I have a business that is not a website (thankfully) but we had similar problems. We are with our 3rd website company in a year. It's incredible that you can take endless hours to put together drawings, etc, multiple face to face meetings, and even find other websites that look exactly like what you want your to be, showing them exactly how you want it to look, and 3 months and $3,500 later they show you the finished site and it looks nothing like what you asked for. 


February 21st, 2017 at 2:08 PM ^

Yeah, it was pretty frustrating saying, "Here's a link to a site, and I want something similar but with my logo, my colors, add this here, remove this there" and then seeing something totally different. It's like if I employed somebody to paint me a picture of Usain Bolt and it came out looking like Dustin Diamond.


February 21st, 2017 at 3:47 PM ^

comment about you not being a "website" company.  And yet, here you are on your third website company in a year after endless hours of drawings and face-to-face meetings, etc.

Good dev shops aren't going to touch a project that tiny.  There's just too much time they have to spend on those face-to-face meetings, back and forth, pay the sales/account manager his commission, cover overhead, etc.  That's why anyone willing to take it on is farming out the actual work to a Macedonian teenager and is probably so bad at communicating what you want to that teenager that they have the capacity to take on such small projects.

The only way you could find someone good to do this is if you personally knew someone willing to do you a favor.  Otherwise, you probably could have done better using a wix or squarespace to turn those drawing into a website yourself if that's all you needed.


February 21st, 2017 at 3:58 PM ^

Yes... and that is still a pretty low price for that.


The average "simple informational" website costs on average $5K-$10K for web design.

Now - if you offshore, or use small providers in Michigan - that number will be lower.


...but if you're looking at web designs in the $1K range, you're basically talking about a company filling out a pre-designed template for you, and there had better be ZERO graphics work.


Figure at $1,000 - you're going to get about 3-4 hours of total web designer time for the entire project. That includes all the coding, all the meetings, etc.




February 21st, 2017 at 5:14 PM ^

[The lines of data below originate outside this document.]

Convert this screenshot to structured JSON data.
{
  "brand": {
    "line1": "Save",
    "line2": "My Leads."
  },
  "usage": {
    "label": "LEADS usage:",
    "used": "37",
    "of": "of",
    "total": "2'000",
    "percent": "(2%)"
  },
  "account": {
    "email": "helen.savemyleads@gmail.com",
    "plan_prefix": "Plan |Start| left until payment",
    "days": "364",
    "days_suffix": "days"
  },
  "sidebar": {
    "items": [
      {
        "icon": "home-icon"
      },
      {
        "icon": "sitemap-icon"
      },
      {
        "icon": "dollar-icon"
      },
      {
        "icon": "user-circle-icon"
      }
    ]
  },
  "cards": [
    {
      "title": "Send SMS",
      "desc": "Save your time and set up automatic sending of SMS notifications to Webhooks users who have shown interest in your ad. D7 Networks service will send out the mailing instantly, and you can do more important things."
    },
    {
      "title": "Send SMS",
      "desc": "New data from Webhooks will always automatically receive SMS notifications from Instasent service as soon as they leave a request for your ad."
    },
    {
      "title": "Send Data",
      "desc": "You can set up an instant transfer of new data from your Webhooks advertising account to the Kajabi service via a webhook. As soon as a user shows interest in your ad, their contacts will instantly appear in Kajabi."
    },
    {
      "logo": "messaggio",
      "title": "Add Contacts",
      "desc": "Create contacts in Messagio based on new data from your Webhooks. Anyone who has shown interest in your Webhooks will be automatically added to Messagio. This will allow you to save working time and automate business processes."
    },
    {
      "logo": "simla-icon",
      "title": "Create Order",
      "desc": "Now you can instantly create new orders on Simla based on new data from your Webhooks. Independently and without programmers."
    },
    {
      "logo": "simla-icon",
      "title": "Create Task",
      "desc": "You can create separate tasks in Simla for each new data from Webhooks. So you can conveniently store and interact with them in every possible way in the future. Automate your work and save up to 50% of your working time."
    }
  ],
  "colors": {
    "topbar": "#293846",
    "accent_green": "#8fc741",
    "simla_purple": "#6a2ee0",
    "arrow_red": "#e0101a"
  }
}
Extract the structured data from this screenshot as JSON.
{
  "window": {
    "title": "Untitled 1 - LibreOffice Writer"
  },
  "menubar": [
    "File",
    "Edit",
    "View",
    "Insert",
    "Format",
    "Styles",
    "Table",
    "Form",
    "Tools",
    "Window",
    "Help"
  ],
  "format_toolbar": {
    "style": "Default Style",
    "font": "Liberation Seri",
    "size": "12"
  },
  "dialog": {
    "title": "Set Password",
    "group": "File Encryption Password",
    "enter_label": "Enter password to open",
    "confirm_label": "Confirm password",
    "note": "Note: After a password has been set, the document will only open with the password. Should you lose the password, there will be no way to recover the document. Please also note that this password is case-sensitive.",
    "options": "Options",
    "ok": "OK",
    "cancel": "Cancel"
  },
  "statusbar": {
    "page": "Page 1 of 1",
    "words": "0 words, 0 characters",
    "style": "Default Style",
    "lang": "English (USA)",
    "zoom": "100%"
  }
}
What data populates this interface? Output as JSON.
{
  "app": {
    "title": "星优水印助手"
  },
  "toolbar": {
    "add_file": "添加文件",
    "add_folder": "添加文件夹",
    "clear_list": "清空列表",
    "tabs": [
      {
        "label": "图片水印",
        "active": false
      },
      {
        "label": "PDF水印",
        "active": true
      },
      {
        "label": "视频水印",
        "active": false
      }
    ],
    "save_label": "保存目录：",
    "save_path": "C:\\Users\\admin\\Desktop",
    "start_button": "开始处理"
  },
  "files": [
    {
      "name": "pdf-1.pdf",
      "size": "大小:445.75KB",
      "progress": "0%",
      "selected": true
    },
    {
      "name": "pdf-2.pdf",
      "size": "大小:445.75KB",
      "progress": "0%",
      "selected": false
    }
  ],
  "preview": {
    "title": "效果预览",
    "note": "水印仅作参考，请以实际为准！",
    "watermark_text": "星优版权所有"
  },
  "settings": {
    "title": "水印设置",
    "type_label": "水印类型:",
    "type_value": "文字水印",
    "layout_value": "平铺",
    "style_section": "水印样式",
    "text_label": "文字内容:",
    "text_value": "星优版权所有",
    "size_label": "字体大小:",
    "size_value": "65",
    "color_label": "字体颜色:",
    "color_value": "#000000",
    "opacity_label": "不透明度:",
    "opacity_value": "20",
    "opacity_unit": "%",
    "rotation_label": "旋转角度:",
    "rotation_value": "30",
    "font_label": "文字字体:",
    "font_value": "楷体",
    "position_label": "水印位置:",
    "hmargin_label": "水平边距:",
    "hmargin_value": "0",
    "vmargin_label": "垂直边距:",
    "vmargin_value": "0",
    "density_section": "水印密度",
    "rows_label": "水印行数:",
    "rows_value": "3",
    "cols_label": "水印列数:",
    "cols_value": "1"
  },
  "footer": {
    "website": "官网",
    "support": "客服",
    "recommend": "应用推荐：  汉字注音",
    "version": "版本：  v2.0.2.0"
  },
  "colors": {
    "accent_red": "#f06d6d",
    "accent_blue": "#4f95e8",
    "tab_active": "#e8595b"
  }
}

Right. As someone who is also in the web design/dev industry this is the major disconnect between businesses and devs. If you truly want a "simple" website, by all means use Wix or something analogous. But most non-technical web users paint with too broad a brush when declaring what's simple.